[ABOUT THIS TASK]: Give the entries again, exactly as they stand.

[SUPPLIED RECORDS]:

□ □ □

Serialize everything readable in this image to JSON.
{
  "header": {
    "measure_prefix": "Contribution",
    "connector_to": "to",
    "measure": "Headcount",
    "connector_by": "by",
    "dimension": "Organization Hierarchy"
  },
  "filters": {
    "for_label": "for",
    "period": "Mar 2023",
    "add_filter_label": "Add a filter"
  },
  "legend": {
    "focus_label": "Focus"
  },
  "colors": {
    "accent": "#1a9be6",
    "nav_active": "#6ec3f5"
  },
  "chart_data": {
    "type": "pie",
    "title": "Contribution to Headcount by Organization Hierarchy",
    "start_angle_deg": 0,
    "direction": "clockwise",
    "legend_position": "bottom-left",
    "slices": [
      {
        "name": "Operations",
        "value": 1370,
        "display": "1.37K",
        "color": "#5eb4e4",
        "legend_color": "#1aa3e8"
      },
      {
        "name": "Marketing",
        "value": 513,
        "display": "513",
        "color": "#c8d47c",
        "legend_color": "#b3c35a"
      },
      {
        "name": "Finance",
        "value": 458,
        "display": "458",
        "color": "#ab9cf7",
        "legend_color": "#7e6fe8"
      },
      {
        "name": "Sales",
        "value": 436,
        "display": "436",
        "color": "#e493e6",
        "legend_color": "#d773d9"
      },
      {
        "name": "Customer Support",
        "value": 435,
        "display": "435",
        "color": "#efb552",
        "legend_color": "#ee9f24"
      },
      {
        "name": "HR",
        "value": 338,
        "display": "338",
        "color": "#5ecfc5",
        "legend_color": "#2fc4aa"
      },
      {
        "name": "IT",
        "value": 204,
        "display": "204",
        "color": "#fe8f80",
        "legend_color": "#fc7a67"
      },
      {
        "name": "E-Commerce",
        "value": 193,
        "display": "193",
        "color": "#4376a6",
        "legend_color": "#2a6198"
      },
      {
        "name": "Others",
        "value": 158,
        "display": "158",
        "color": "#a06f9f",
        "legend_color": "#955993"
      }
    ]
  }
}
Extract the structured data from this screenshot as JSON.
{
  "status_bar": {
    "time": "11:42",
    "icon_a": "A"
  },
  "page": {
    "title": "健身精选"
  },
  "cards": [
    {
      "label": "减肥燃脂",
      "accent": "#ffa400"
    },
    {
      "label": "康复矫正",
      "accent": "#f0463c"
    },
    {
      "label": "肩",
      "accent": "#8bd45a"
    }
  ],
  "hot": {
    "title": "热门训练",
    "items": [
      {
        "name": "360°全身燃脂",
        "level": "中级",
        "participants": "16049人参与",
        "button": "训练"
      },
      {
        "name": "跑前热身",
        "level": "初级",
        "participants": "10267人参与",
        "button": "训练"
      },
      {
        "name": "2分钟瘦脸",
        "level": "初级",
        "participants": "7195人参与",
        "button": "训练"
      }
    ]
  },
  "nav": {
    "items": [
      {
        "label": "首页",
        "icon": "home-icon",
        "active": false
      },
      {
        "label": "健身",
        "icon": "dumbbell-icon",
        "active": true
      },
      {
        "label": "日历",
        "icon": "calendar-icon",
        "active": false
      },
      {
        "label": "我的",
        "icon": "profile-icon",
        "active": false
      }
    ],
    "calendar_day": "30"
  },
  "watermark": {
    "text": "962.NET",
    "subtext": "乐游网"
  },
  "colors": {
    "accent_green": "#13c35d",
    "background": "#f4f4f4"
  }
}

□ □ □

[OUTPUT OF THE TASK]:
Serialize everything readable in this image to JSON.
{
  "header": {
    "measure_prefix": "Contribution",
    "connector_to": "to",
    "measure": "Headcount",
    "connector_by": "by",
    "dimension": "Organization Hierarchy"
  },
  "filters": {
    "for_label": "for",
    "period": "Mar 2023",
    "add_filter_label": "Add a filter"
  },
  "legend": {
    "focus_label": "Focus"
  },
  "colors": {
    "accent": "#1a9be6",
    "nav_active": "#6ec3f5"
  },
  "chart_data": {
    "type": "pie",
    "title": "Contribution to Headcount by Organization Hierarchy",
    "start_angle_deg": 0,
    "direction": "clockwise",
    "legend_position": "bottom-left",
    "slices": [
      {
        "name": "Operations",
        "value": 1370,
        "display": "1.37K",
        "color": "#5eb4e4",
        "legend_color": "#1aa3e8"
      },
      {
        "name": "Marketing",
        "value": 513,
        "display": "513",
        "color": "#c8d47c",
        "legend_color": "#b3c35a"
      },
      {
        "name": "Finance",
        "value": 458,
        "display": "458",
        "color": "#ab9cf7",
        "legend_color": "#7e6fe8"
      },
      {
        "name": "Sales",
        "value": 436,
        "display": "436",
        "color": "#e493e6",
        "legend_color": "#d773d9"
      },
      {
        "name": "Customer Support",
        "value": 435,
        "display": "435",
        "color": "#efb552",
        "legend_color": "#ee9f24"
      },
      {
        "name": "HR",
        "value": 338,
        "display": "338",
        "color": "#5ecfc5",
        "legend_color": "#2fc4aa"
      },
      {
        "name": "IT",
        "value": 204,
        "display": "204",
        "color": "#fe8f80",
        "legend_color": "#fc7a67"
      },
      {
        "name": "E-Commerce",
        "value": 193,
        "display": "193",
        "color": "#4376a6",
        "legend_color": "#2a6198"
      },
      {
        "name": "Others",
        "value": 158,
        "display": "158",
        "color": "#a06f9f",
        "legend_color": "#955993"
      }
    ]
  }
}
Extract the structured data from this screenshot as JSON.
{
  "status_bar": {
    "time": "11:42",
    "icon_a": "A"
  },
  "page": {
    "title": "健身精选"
  },
  "cards": [
    {
      "label": "减肥燃脂",
      "accent": "#ffa400"
    },
    {
      "label": "康复矫正",
      "accent": "#f0463c"
    },
    {
      "label": "肩",
      "accent": "#8bd45a"
    }
  ],
  "hot": {
    "title": "热门训练",
    "items": [
      {
        "name": "360°全身燃脂",
        "level": "中级",
        "participants": "16049人参与",
        "button": "训练"
      },
      {
        "name": "跑前热身",
        "level": "初级",
        "participants": "10267人参与",
        "button": "训练"
      },
      {
        "name": "2分钟瘦脸",
        "level": "初级",
        "participants": "7195人参与",
        "button": "训练"
      }
    ]
  },
  "nav": {
    "items": [
      {
        "label": "首页",
        "icon": "home-icon",
        "active": false
      },
      {
        "label": "健身",
        "icon": "dumbbell-icon",
        "active": true
      },
      {
        "label": "日历",
        "icon": "calendar-icon",
        "active": false
      },
      {
        "label": "我的",
        "icon": "profile-icon",
        "active": false
      }
    ],
    "calendar_day": "30"
  },
  "watermark": {
    "text": "962.NET",
    "subtext": "乐游网"
  },
  "colors": {
    "accent_green": "#13c35d",
    "background": "#f4f4f4"
  }
}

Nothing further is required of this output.